This morning, British voters have been queueing outside polling stations across Britain to vote in the UK General Election 2017. Polling stations opened at 7am and will remain open until 10pm tonight, with first results coming in after 11pm.

According to some, the weather is a defining factor of how many people will go out to vote, and the possibility of rain has usually meant less young voters. But some of the biggest queues have been reported at universities today and the belief is that more young people will turn out to vote for Labour.

Latest polls: Tories have a clear lead

The campaign has been overshadowed by the horror of two terror attacks at London Bridge and Manchester, but this hasn’t affected polling. 

According to the latest opinion polls, the Tories are ahead. Survation is predicting Conservatives to be leading with a 41.3% and Labour behind with a 40.4%. ICM is more positive of a 12-point lead for the Tories with a 46% against 34% for Labour, and BMG is expecting a 13-point Tory lead with 46% against Labour’s 33%.

The possibility of a Tory majority is still strong, but Labour might also be winning more votes than they did in 2015 under Ed Miliband.

As the Washington Post put it, “Britain votes for a new Parliament and government [on] Thursday after a campaign of three phases: the sleepy election, the surprising election and the security election.” 

Theresa May has focussed during her campaign on Brexit, while Jeremy Corbyn shifted focus to public services. The Lib Dems’ campaign on remaining within the EU didn’t affect the many, while the SNP might end up with fewer seats. 

Newspaper front pages

Tabloids enjoyed laughing at the two candidates Jeremy Corbyn and Theresa May with the Sun urging voters “Don’t Chuck Britain in the Cor-Bin,” and the Daily Mirror reminding its readers of the “Lies, damned lies and Theresa May.” The Daily Mail recommended “Let’s reignite British spirit,” and featured “Your tactical voting guide to boost the Tories and Brexit.” The Sun included a front-page story on “Jezza’s Jihadi Comrades,” in which it was reported that in one of Corbyn’s speeches at a demonstration followers of two Islamic clerics, Anjem Choudary and Omar Bakri Muhammad, were present. The Conservatives were endorsed by the Financial Times, the Daily Telegraph and the Times. The Economist supported the Liberal Democrats and Labour was endorsed by the Daily Mirror and the Guardian.  

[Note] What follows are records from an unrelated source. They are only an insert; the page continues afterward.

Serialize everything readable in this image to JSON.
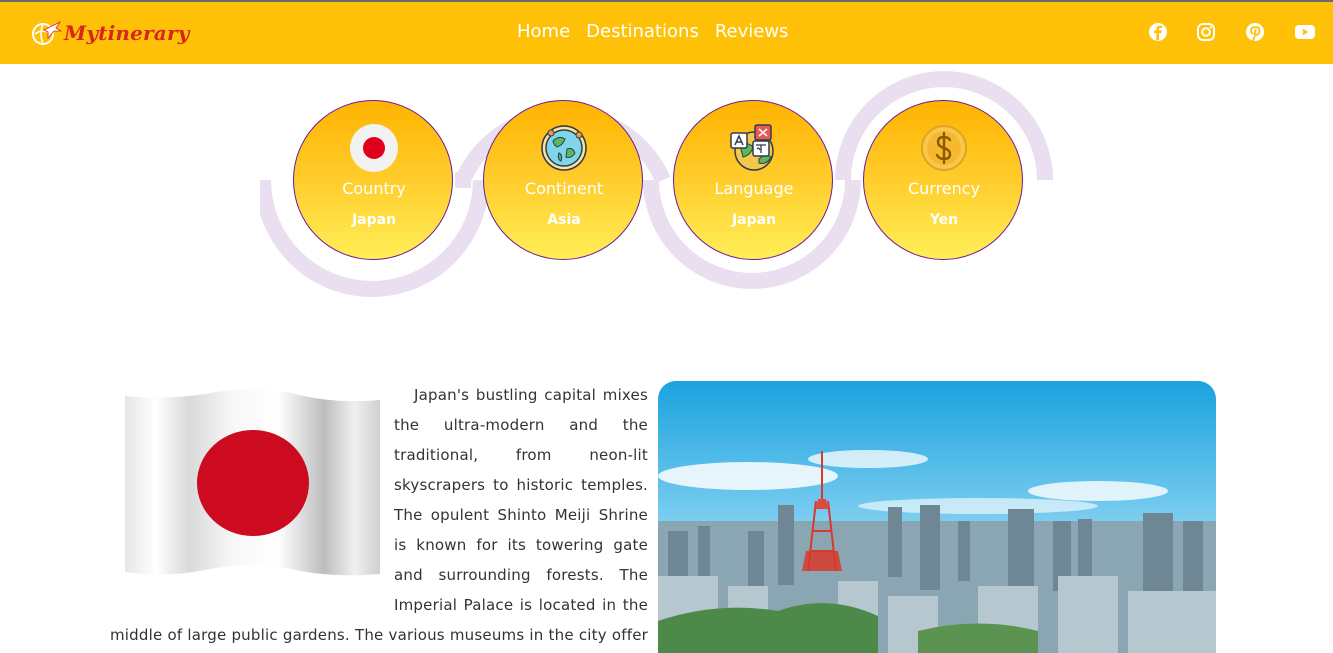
{
  "brand": {
    "name": "Mytinerary"
  },
  "nav": {
    "links": [
      "Home",
      "Destinations",
      "Reviews"
    ]
  },
  "social": {
    "icons": [
      "facebook-icon",
      "instagram-icon",
      "pinterest-icon",
      "youtube-icon"
    ]
  },
  "info": {
    "country": {
      "title": "Country",
      "value": "Japan"
    },
    "continent": {
      "title": "Continent",
      "value": "Asia"
    },
    "language": {
      "title": "Language",
      "value": "Japan"
    },
    "currency": {
      "title": "Currency",
      "value": "Yen"
    }
  },
  "content": {
    "description": "Japan's bustling capital mixes the ultra-modern and the traditional, from neon-lit skyscrapers to historic temples. The opulent Shinto Meiji Shrine is known for its towering gate and surrounding forests. The Imperial Palace is located in the middle of large public gardens. The various museums in the city offer exhibits"
  },
  "colors": {
    "navbar": "#ffc107",
    "brand": "#d9261c",
    "circle_border": "#6a1b9a",
    "arc": "#e9dff1"
  }
}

Theresa May and Jeremy Corbyn Voting

Theresa May arrived at a polling station in Sonning, near Reading, in her constituency in Maidenhead, Berkshire, with her husband Philip. She said “hello” to reporters as she headed to vote. Jeremy Corbyn voted at Pakeman Primary School in Holloway, north London, in his Islington North seat. He said to reporters: “Thank you very much, all of you, for coming here today. It’s a day of our democracy. I’ve just voted. I’m very proud of our campaign. Thank you very much.”

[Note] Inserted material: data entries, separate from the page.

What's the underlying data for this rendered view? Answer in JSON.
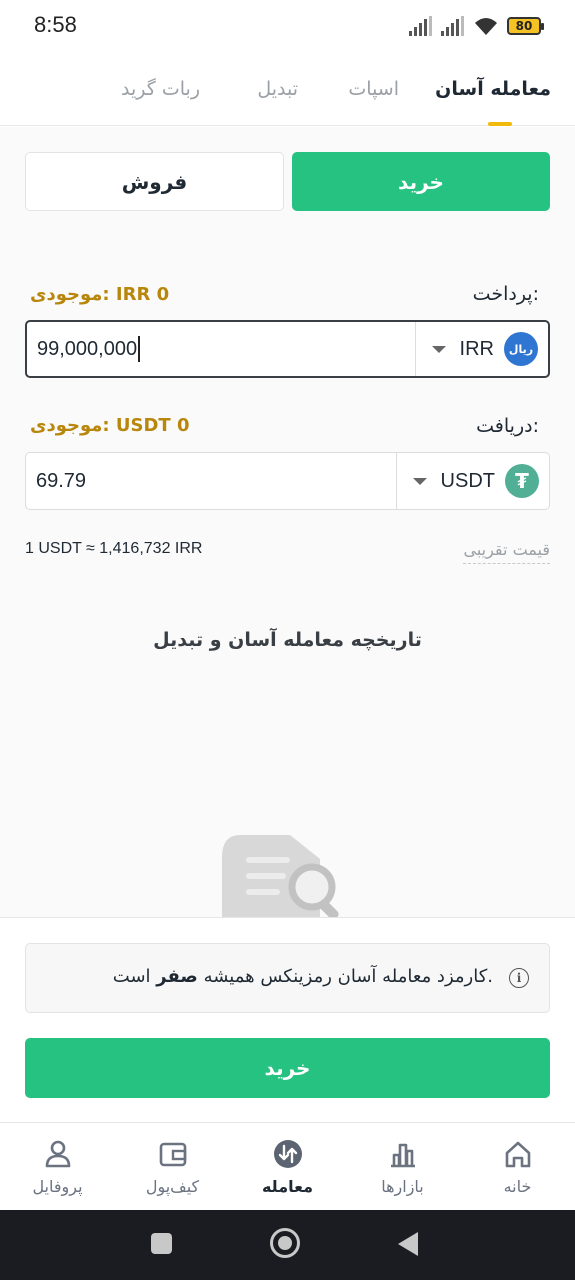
{
  "status": {
    "time": "8:58",
    "battery": "80"
  },
  "tabs": [
    {
      "label": "معامله آسان",
      "active": true
    },
    {
      "label": "اسپات",
      "active": false
    },
    {
      "label": "تبدیل",
      "active": false
    },
    {
      "label": "ربات گرید",
      "active": false
    }
  ],
  "toggle": {
    "buy": "خرید",
    "sell": "فروش"
  },
  "pay": {
    "label": "پرداخت:",
    "balance": "موجودی: IRR 0",
    "amount": "99,000,000",
    "currency": "IRR",
    "coin_badge": "ریال"
  },
  "receive": {
    "label": "دریافت:",
    "balance": "موجودی: USDT 0",
    "amount": "69.79",
    "currency": "USDT",
    "coin_badge": "₮"
  },
  "rate": {
    "label": "قیمت تقریبی",
    "value": "1 USDT ≈ 1,416,732 IRR"
  },
  "history_title": "تاریخچه معامله آسان و تبدیل",
  "notice": {
    "text_before": "کارمزد معامله آسان رمزینکس همیشه",
    "bold": "صفر",
    "text_after": "است."
  },
  "buy_button": "خرید",
  "bottom_nav": [
    {
      "label": "خانه",
      "icon": "home-icon"
    },
    {
      "label": "بازارها",
      "icon": "markets-icon"
    },
    {
      "label": "معامله",
      "icon": "trade-icon",
      "active": true
    },
    {
      "label": "کیف‌پول",
      "icon": "wallet-icon"
    },
    {
      "label": "پروفایل",
      "icon": "profile-icon"
    }
  ],
  "colors": {
    "accent_green": "#26c281",
    "balance_gold": "#b8860b",
    "tab_indicator": "#f0b90b",
    "usdt": "#50af95",
    "irr": "#2f76d3"
  }
}
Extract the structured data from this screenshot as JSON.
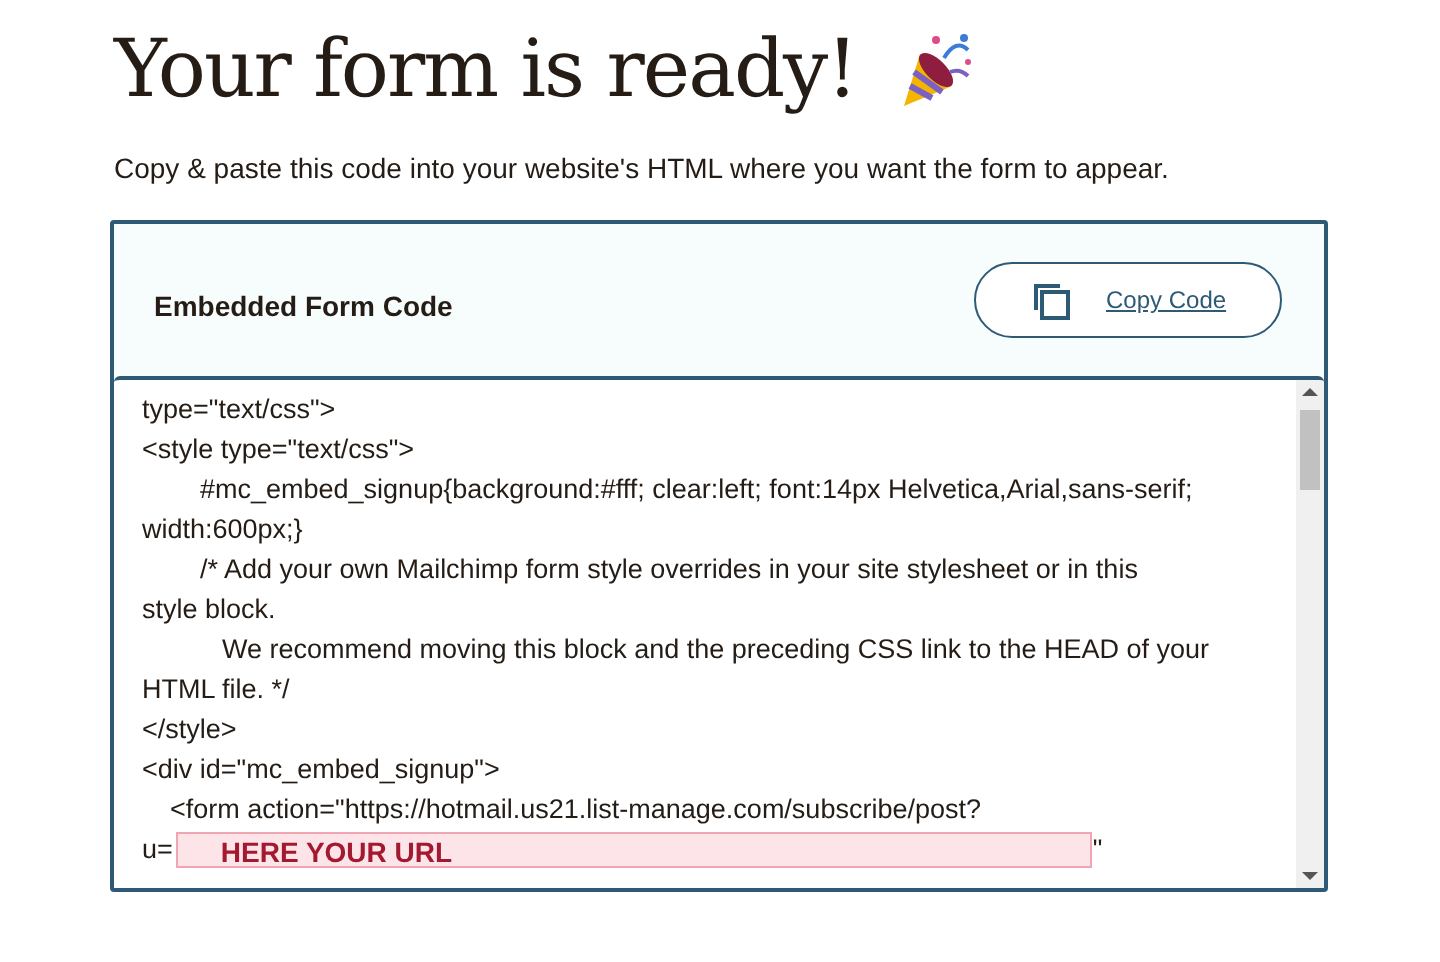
{
  "heading": "Your form is ready!",
  "subtitle": "Copy & paste this code into your website's HTML where you want the form to appear.",
  "card": {
    "title": "Embedded Form Code",
    "copy_button": "Copy Code"
  },
  "code_lines": [
    {
      "kind": "plain",
      "text": "type=\"text/css\">"
    },
    {
      "kind": "plain",
      "text": "<style type=\"text/css\">"
    },
    {
      "kind": "indent",
      "text": "#mc_embed_signup{background:#fff; clear:left; font:14px Helvetica,Arial,sans-serif;"
    },
    {
      "kind": "plain",
      "text": "width:600px;}"
    },
    {
      "kind": "indent",
      "text": "/* Add your own Mailchimp form style overrides in your site stylesheet or in this"
    },
    {
      "kind": "plain",
      "text": "style block."
    },
    {
      "kind": "deep",
      "text": "We recommend moving this block and the preceding CSS link to the HEAD of your"
    },
    {
      "kind": "plain",
      "text": "HTML file. */"
    },
    {
      "kind": "plain",
      "text": "</style>"
    },
    {
      "kind": "plain",
      "text": "<div id=\"mc_embed_signup\">"
    },
    {
      "kind": "small",
      "text": "<form action=\"https://hotmail.us21.list-manage.com/subscribe/post?"
    },
    {
      "kind": "url",
      "prefix": "u=",
      "label": "HERE YOUR URL",
      "suffix": "\""
    }
  ]
}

Yesterday, Corbyn gave a speech about his positive effect on the British political landscape: “As we prepare for government, we have already changed the debate and given people hope. Hope that it doesn’t have to be like this; that inequality can be tackled; that austerity can be ended; that you can stand up to the elites and the cynics. This is the new centre ground.”

May called voters to support her in order to negotiate a successful exit from the European Union: “If we get Brexit right, we can build a Britain that is more prosperous and more secure – a Britain in which prosperity and opportunity is shared by all. I can only build that better country and get the right deal in Brussels with the support of the British people. So whoever you have voted for in the past, if that is the future you want, then vote Conservative today and we can all go forward together.”

#usepens: Social Media laughs at vote-rigging fears 

If you are heading to a polling station, take my friendly advice and use a pen. The #usepens is trending today on social media reigniting the conspiracy theory that votes marked with a pencil can be changed. Some of the tweets circulating today have been playful: a Twitter user wrote this short poem and another one this. So, if you want to leave your indelible mark on the ballot paper, please use a pen, preferably one you brought with you, just in case.